BEGIN

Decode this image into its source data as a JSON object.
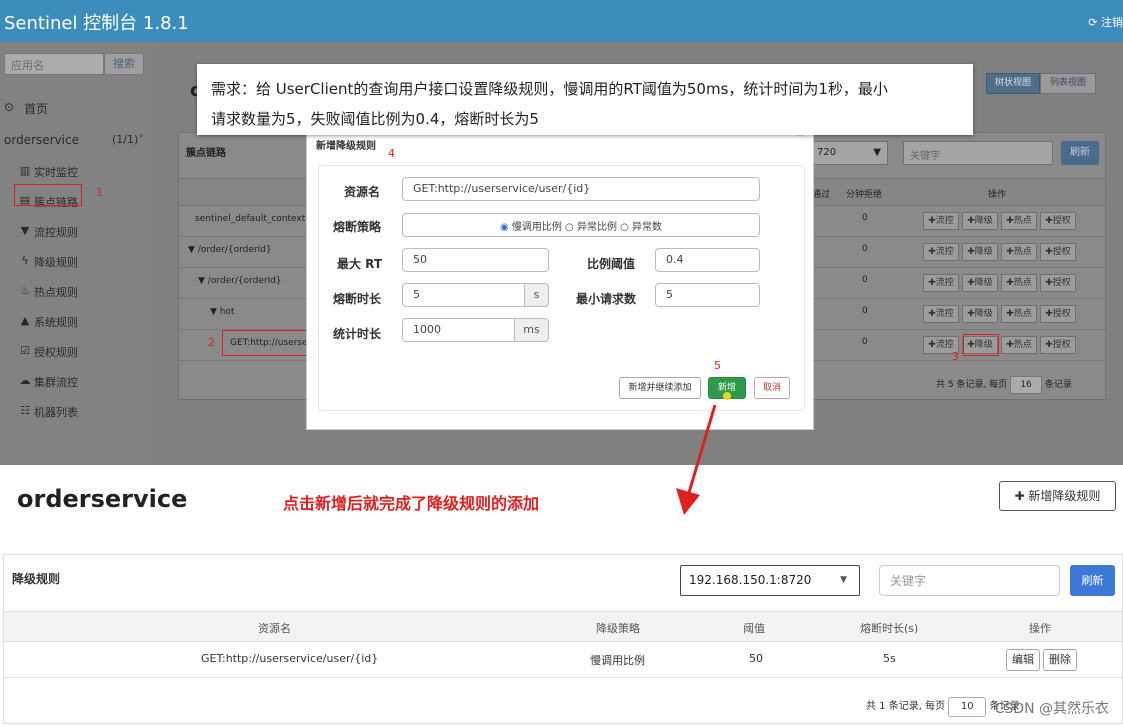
{
  "app": {
    "title": "Sentinel 控制台 1.8.1",
    "logout": "注销"
  },
  "sidebar": {
    "search_placeholder": "应用名",
    "search_btn": "搜索",
    "home": "首页",
    "app_name": "orderservice",
    "app_count": "(1/1)",
    "items": [
      {
        "label": "实时监控",
        "icon": "chart-icon"
      },
      {
        "label": "簇点链路",
        "icon": "list-icon"
      },
      {
        "label": "流控规则",
        "icon": "filter-icon"
      },
      {
        "label": "降级规则",
        "icon": "bolt-icon"
      },
      {
        "label": "热点规则",
        "icon": "fire-icon"
      },
      {
        "label": "系统规则",
        "icon": "lock-icon"
      },
      {
        "label": "授权规则",
        "icon": "check-icon"
      },
      {
        "label": "集群流控",
        "icon": "cloud-icon"
      },
      {
        "label": "机器列表",
        "icon": "grid-icon"
      }
    ]
  },
  "view_toggle": {
    "tree": "树状视图",
    "list": "列表视图"
  },
  "callout": {
    "line1": "需求：给 UserClient的查询用户接口设置降级规则，慢调用的RT阈值为50ms，统计时间为1秒，最小",
    "line2": "请求数量为5，失败阈值比例为0.4，熔断时长为5"
  },
  "cluster_panel": {
    "title": "簇点链路",
    "ip_partial": "720",
    "keyword_placeholder": "关键字",
    "refresh": "刷新",
    "col_pass": "通过",
    "col_reject": "分钟拒绝",
    "col_ops": "操作",
    "rows": [
      {
        "name": "sentinel_default_context",
        "reject": "0"
      },
      {
        "name": "▼ /order/{orderId}",
        "reject": "0"
      },
      {
        "name": "▼ /order/{orderId}",
        "reject": "0"
      },
      {
        "name": "▼ hot",
        "reject": "0"
      },
      {
        "name": "GET:http://userser",
        "reject": "0"
      }
    ],
    "ops": [
      "✚流控",
      "✚降级",
      "✚热点",
      "✚授权"
    ],
    "pagination": {
      "prefix": "共 5 条记录, 每页",
      "page_size": "16",
      "suffix": "条记录"
    }
  },
  "modal": {
    "title": "新增降级规则",
    "resource_label": "资源名",
    "resource_value": "GET:http://userservice/user/{id}",
    "strategy_label": "熔断策略",
    "strategy_options": [
      "慢调用比例",
      "异常比例",
      "异常数"
    ],
    "max_rt_label": "最大 RT",
    "max_rt_value": "50",
    "ratio_label": "比例阈值",
    "ratio_value": "0.4",
    "break_label": "熔断时长",
    "break_value": "5",
    "break_unit": "s",
    "min_req_label": "最小请求数",
    "min_req_value": "5",
    "stat_label": "统计时长",
    "stat_value": "1000",
    "stat_unit": "ms",
    "btn_add_continue": "新增并继续添加",
    "btn_add": "新增",
    "btn_cancel": "取消"
  },
  "markers": [
    "1",
    "2",
    "3",
    "4",
    "5"
  ],
  "lower": {
    "title": "orderservice",
    "annotation": "点击新增后就完成了降级规则的添加",
    "add_rule_btn": "✚ 新增降级规则",
    "panel_title": "降级规则",
    "ip_select": "192.168.150.1:8720",
    "keyword_placeholder": "关键字",
    "refresh": "刷新",
    "headers": [
      "资源名",
      "降级策略",
      "阈值",
      "熔断时长(s)",
      "操作"
    ],
    "row": {
      "resource": "GET:http://userservice/user/{id}",
      "strategy": "慢调用比例",
      "threshold": "50",
      "duration": "5s"
    },
    "edit": "编辑",
    "delete": "删除",
    "pagination": {
      "prefix": "共 1 条记录, 每页",
      "page_size": "10",
      "suffix": "条记录"
    }
  },
  "watermark": "CSDN @其然乐衣"
}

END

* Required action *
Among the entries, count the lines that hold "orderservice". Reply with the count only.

* Result of the task *
2